Problem: Count how many lines below contain the word "caption", then give that number alone.

Collection entries:
__________________________________________________

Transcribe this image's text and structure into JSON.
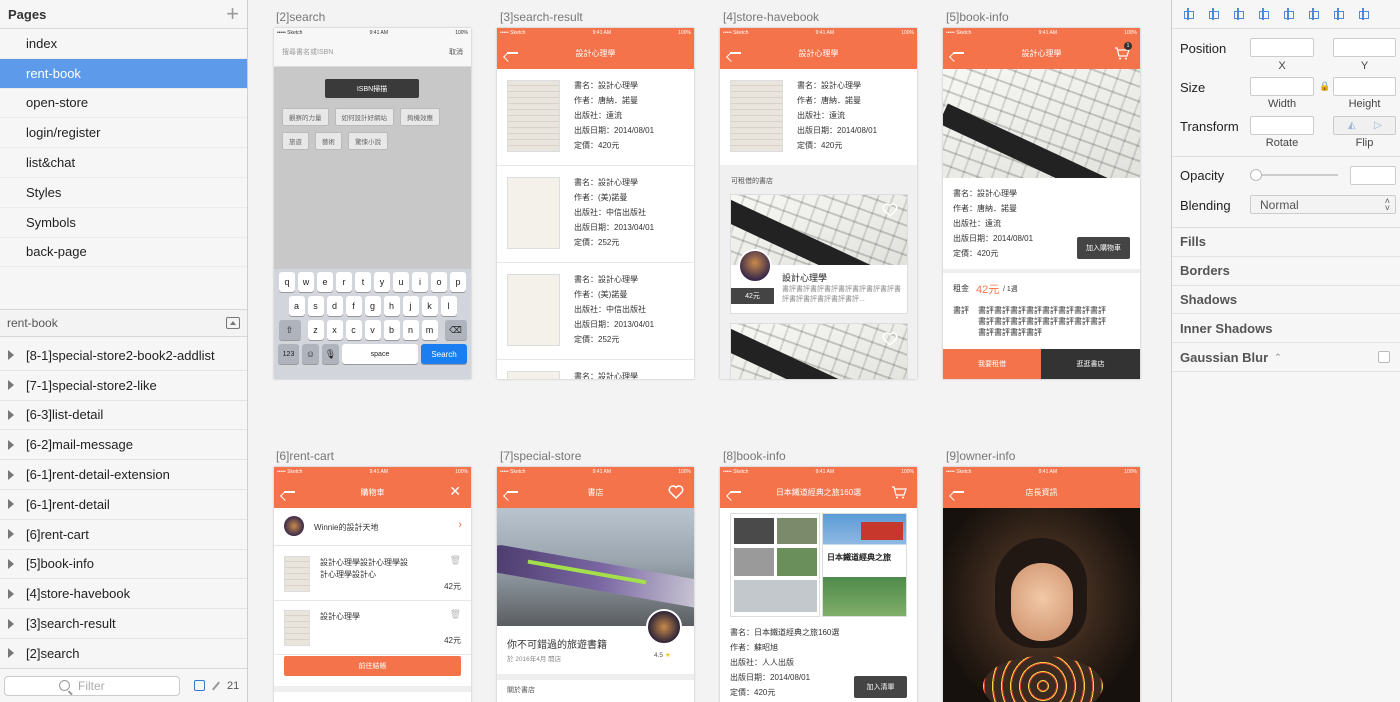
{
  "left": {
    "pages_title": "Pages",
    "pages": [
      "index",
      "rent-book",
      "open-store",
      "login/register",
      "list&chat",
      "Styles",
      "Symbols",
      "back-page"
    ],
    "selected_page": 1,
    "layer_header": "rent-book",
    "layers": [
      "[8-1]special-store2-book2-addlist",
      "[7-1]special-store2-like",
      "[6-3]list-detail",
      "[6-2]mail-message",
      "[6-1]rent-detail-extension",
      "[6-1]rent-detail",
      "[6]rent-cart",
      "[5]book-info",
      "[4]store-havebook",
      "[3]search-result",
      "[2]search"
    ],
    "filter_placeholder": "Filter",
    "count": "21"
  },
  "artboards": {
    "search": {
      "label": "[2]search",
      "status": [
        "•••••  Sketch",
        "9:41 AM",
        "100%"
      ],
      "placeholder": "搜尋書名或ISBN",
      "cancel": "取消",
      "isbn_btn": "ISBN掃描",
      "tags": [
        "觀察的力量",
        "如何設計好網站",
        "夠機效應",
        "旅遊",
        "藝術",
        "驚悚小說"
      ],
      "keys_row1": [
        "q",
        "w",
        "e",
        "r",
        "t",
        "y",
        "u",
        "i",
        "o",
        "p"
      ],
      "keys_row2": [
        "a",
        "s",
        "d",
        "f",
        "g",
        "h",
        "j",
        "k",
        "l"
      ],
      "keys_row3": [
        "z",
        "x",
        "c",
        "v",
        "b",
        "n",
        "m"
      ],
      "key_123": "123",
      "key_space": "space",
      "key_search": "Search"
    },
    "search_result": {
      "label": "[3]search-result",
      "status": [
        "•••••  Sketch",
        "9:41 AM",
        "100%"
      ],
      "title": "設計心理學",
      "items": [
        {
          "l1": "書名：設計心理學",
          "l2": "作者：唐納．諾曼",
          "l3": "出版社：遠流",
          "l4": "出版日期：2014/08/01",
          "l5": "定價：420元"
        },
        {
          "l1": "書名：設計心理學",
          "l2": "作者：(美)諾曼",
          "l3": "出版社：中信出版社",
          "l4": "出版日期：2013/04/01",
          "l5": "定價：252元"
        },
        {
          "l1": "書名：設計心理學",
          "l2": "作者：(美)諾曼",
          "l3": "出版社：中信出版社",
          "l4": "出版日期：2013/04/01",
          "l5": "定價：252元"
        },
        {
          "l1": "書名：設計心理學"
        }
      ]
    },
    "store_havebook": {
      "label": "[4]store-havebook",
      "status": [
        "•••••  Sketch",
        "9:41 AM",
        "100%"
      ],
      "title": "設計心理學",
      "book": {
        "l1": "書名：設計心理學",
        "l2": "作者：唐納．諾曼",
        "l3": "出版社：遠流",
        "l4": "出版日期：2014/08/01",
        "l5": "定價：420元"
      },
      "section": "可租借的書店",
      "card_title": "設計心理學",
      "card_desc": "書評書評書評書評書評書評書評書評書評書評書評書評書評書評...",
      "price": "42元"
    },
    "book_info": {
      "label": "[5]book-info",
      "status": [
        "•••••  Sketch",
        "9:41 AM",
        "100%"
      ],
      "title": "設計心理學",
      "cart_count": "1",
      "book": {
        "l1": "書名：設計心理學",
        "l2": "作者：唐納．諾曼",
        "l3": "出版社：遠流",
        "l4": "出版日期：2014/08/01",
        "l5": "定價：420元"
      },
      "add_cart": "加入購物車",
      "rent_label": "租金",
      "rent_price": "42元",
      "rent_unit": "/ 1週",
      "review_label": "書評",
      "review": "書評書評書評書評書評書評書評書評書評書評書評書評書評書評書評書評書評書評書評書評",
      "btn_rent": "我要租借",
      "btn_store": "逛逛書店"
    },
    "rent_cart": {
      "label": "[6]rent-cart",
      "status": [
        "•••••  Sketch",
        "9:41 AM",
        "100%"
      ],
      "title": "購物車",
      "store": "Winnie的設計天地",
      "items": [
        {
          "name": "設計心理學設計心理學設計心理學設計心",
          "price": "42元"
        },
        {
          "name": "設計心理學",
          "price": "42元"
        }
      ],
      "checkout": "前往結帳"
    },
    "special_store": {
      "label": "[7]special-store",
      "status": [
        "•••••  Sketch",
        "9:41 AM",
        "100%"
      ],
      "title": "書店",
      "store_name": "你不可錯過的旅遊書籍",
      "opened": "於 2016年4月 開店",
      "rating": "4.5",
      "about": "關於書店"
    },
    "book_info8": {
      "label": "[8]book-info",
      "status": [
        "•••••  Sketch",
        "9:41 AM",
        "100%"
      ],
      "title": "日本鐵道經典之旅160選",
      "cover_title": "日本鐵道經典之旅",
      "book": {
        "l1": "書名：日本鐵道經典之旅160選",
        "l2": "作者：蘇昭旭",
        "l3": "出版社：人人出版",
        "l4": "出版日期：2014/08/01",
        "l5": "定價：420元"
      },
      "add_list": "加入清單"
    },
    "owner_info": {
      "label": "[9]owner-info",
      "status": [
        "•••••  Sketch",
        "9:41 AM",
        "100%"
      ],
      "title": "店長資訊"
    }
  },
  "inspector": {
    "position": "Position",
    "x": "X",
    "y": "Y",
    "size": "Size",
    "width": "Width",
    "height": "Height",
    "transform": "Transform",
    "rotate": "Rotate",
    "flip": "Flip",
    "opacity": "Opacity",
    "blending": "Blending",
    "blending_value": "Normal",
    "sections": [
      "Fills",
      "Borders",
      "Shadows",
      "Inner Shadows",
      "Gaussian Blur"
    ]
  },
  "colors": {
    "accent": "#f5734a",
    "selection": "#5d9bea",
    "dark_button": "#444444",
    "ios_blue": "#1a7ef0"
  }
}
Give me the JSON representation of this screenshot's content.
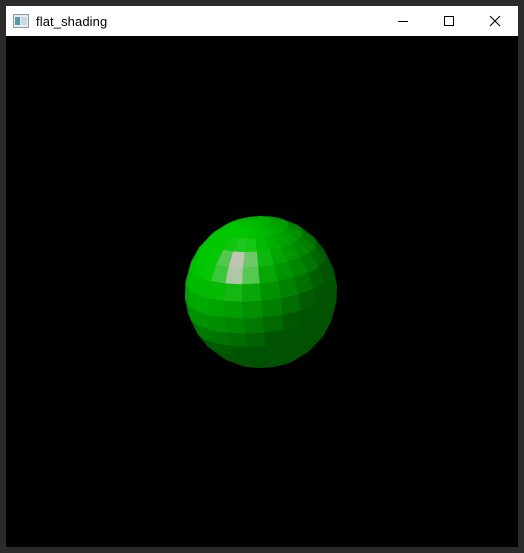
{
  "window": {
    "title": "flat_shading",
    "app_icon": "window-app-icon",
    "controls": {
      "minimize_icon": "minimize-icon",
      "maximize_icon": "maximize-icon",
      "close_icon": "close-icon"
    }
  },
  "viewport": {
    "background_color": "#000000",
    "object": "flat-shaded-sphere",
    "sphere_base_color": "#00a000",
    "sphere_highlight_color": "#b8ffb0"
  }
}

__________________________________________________

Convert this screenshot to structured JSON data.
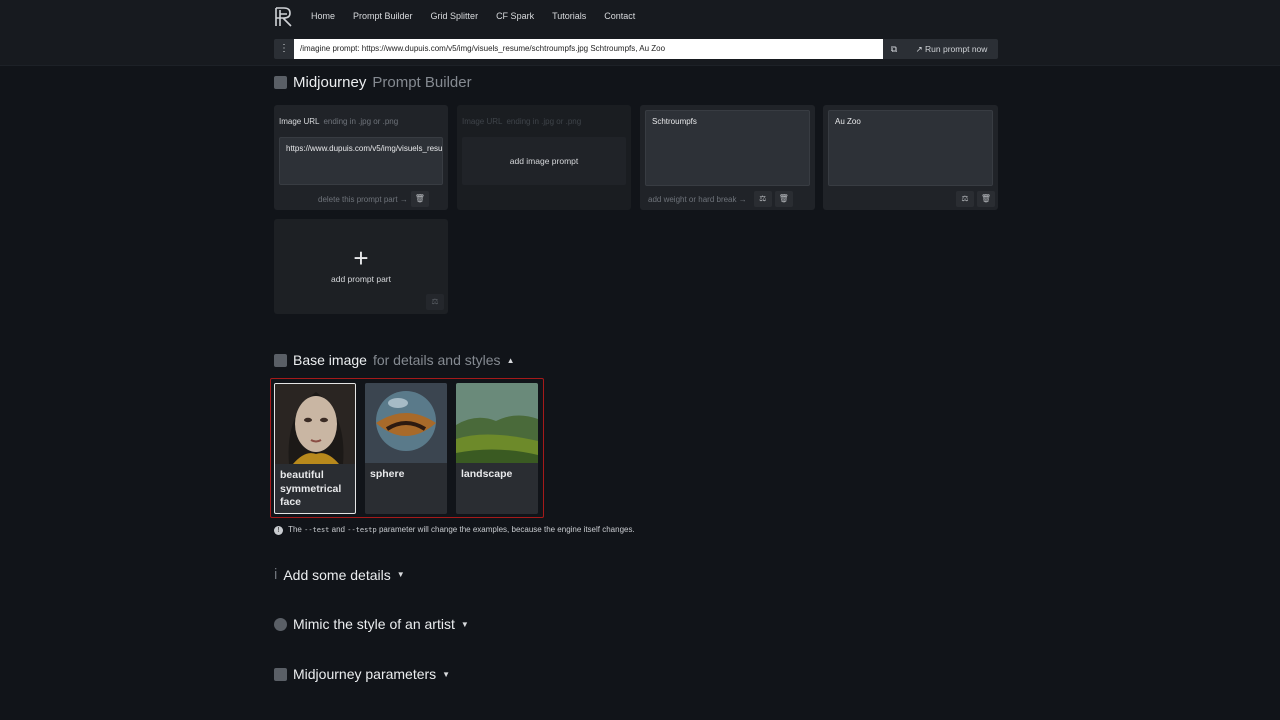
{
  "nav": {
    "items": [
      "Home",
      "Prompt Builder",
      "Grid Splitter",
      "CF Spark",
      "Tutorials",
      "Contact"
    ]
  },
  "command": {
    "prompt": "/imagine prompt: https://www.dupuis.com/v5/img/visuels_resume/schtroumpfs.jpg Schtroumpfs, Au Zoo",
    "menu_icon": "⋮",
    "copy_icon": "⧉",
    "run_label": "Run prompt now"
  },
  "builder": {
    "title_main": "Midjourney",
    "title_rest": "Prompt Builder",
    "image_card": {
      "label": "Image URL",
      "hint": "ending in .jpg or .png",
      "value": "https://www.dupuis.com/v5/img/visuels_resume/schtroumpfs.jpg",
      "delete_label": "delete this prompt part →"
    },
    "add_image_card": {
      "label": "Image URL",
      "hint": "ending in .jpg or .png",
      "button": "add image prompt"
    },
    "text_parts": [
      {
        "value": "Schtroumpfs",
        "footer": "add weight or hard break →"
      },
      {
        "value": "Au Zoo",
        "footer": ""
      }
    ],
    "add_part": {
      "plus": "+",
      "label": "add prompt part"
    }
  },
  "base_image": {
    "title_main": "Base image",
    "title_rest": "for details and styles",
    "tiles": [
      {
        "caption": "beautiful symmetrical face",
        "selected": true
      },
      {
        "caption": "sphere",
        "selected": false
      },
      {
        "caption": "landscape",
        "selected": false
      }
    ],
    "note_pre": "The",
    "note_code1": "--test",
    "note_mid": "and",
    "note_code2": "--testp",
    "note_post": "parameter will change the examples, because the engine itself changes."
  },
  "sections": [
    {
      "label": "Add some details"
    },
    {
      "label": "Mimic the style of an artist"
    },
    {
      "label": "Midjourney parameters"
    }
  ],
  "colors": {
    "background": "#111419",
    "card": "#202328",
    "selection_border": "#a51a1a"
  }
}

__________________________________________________

Reply: 3